Porsche might have been the favorite having captured the maker’s championship (Porsche Clinches WEC Manufacturer’s Title at Shanghai) two weeks ago in Shanghai, but Audi put in a strong Bahrain qualifying session, while Toyota once again flubbed it.
The #8 Audi R18 took the first spot on the grid in the FIA World Endurance Championship (WEC) finale, despite an engine change directly before qualifying. Having set the six best times in nine qualifying sessions this year, Audi has dominated qualifying during the 2016 season, the last one it will run in WEC. During the 2015 season, no other car managed to start from the front row of the grid than the Porsche 919.(Audi Dumps World Endurance Cup Racing and Le Mans after 18 Years of Success for Boring Formula E?)
However, qualifying on the pole for a six hour race hardly predicts the outcome in any kind of endurance racing Audi driver Lucas di Grassi, set a lap time of 1m 38.828s, a new record – clocked at 0.842 seconds faster than Timo Bernhard (Porsche) running last year, and 0.511 faster than his quickest rival this weekend – who, again, was Timo Bernhard.
“I’m absolutely happy. This track record in qualifying is amazing,” said di Grassi. “My teammate Oliver Jarvis (GB) delivered the basis for our result by the good time he set.” For the Briton, this means that for the first time in his sports car career, Jarvis clinched a pole position with Audi.
The Porsche Team with its two formidable 919 Hybrids was strong, but not strong enough. Last year’s world champions, Timo Bernhard (DE), Brendon Hartley (NZ) and Mark Webber (AU), will start from second on the grid for the final and ninth round of the FIA World Endurance Championship (WEC). In the WEC the average of the two fastest laps of two drivers counts for the qualifying result.
A set of Michelin slick tires should ideally last two fuel tank fills, say ~72 laps. Refueling and changing tires may only be done sequentially, not at the same time. Only four mechanics may work simultaneously when changing tires, and they can use only one wheel gun at a time. That takes a lot longer than other racing series.
Three different compounds of slick tires are available for dry conditions, a hybrid tire (no profile either but softer cover) for mixed conditions and wet weather tires – 6.5 sets of dry weather tires are available per car for qualifying and the race. However, to set the best lap times, teams can and do change tires more often depending on how the race is going.
Drivers’ Title Still Open

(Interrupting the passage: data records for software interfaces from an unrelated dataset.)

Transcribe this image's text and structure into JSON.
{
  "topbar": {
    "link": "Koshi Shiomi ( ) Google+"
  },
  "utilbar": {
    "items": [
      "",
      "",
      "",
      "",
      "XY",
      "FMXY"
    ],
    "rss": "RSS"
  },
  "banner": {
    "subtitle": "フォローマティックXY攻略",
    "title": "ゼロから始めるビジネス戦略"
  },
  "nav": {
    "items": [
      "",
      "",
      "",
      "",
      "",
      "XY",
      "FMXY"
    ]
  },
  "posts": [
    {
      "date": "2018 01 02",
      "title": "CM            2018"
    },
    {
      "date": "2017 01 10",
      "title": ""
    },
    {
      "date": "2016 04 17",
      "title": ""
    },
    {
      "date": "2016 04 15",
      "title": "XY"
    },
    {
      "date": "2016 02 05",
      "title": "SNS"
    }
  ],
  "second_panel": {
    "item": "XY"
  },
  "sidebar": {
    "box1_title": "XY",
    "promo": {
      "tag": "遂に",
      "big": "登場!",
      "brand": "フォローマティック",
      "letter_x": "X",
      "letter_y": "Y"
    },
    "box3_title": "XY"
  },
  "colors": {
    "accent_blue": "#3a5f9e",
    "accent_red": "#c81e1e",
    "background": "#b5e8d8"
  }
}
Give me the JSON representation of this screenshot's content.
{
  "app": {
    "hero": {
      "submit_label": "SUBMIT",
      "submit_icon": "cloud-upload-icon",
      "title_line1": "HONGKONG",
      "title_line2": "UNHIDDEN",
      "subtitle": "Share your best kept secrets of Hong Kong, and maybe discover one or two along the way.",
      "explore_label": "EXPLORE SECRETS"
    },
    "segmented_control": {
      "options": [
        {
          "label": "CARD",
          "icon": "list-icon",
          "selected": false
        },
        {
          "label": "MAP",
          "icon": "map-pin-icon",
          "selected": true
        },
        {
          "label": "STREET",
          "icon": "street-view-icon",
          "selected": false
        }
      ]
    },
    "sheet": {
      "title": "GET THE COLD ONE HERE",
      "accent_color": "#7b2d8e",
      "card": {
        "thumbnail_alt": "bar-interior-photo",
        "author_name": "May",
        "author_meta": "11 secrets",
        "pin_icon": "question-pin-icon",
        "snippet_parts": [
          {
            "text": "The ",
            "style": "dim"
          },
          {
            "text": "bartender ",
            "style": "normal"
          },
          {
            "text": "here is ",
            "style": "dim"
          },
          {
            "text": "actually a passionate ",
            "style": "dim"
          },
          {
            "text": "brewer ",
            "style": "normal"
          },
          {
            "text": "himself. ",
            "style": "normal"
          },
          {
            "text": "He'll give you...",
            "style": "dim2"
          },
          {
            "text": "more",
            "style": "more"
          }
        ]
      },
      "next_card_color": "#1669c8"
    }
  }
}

The Porsche sister car, with a chance to take the 2016 drivers’ title, Romain Dumas (FR), Neel Jani (CH) and Marc Lieb (DE), will start third on the grid for the six-hour race on Saturday. For Dumas/Jani/Lieb the six-hour race is solely focused on the drivers’ world championship. They have an advantage of 17 points ahead of the best placed Toyota. Finishing fifth in the race would be enough for them to win the title, even if the #6 Toyota won.
In Bahrain, the qualifying drivers were Bernhard/Hartley (car #1, position 2, 1:39.471 minutes) and Jani/Lieb (car #2, position 3, 1:39.669 minutes). Both these average lap times are below last year’s record that was set by Bernhard in 1:39.670 minutes, as the 919 can use eight per cent less energy per lap this year.
Porsche’s Mark Webber is also facing an emotional race, at least per commentators, since it will be his last one as a professional driver, as the Australian hangs up his helmet at the end of the season.
The mostly hapless Toyota team turned in a mostly frustrating qualifying session. Both TS050 Hybrids pushed too hard in the battle for grid positions with what one can assume were ill-prepared cars on the wrong tires – and not the first time this season. Having waited a few minutes to begin for sandy track conditions to improve, Anthony Davidson started qualifying in the #5 Toyota and looked to have put his car in the fight for the leading positions until his lap time was deleted for being off the course. That left him needing to set another flying lap on the same tires, giving him little chance to challenge for the pole. His subsequent lap was around one second slower than his earlier effort.
That left the #6 TS050 Toyota Hybrid of Stéphane Sarrazin, Mike Conway and Kamui Kobayashi in fifth place as they now challenge to overturn a 17-point deficit on the drivers’ World Championship-leading Porsche #2. Anthony Davidson, Sébastien Buemi and Kazuki Nakajima will start from sixth place in their #5 car when they look to end the season positively at a venue where Toyota has won two of its previous four WEC races.
The 5.412-kilometer-long Formula One track in Sakhir will be the third of nine WEC races this year to be held partly in the dark – after Le Mans and Austin. The six-hour race will be green flagged at 16:00 hours local time.
This is an hour later than last year and means the drivers must deal with blinding from the setting sun right from the beginning. At 16:45 hours the sun will disappear behind the horizon.
The slightly cooler tarmac after sunset is welcomed by the Porsche Team, because the competition thus far this year benefits from the heat. In any case, the track has a poor grip because the fine sand from the desert is continuously blown onto it.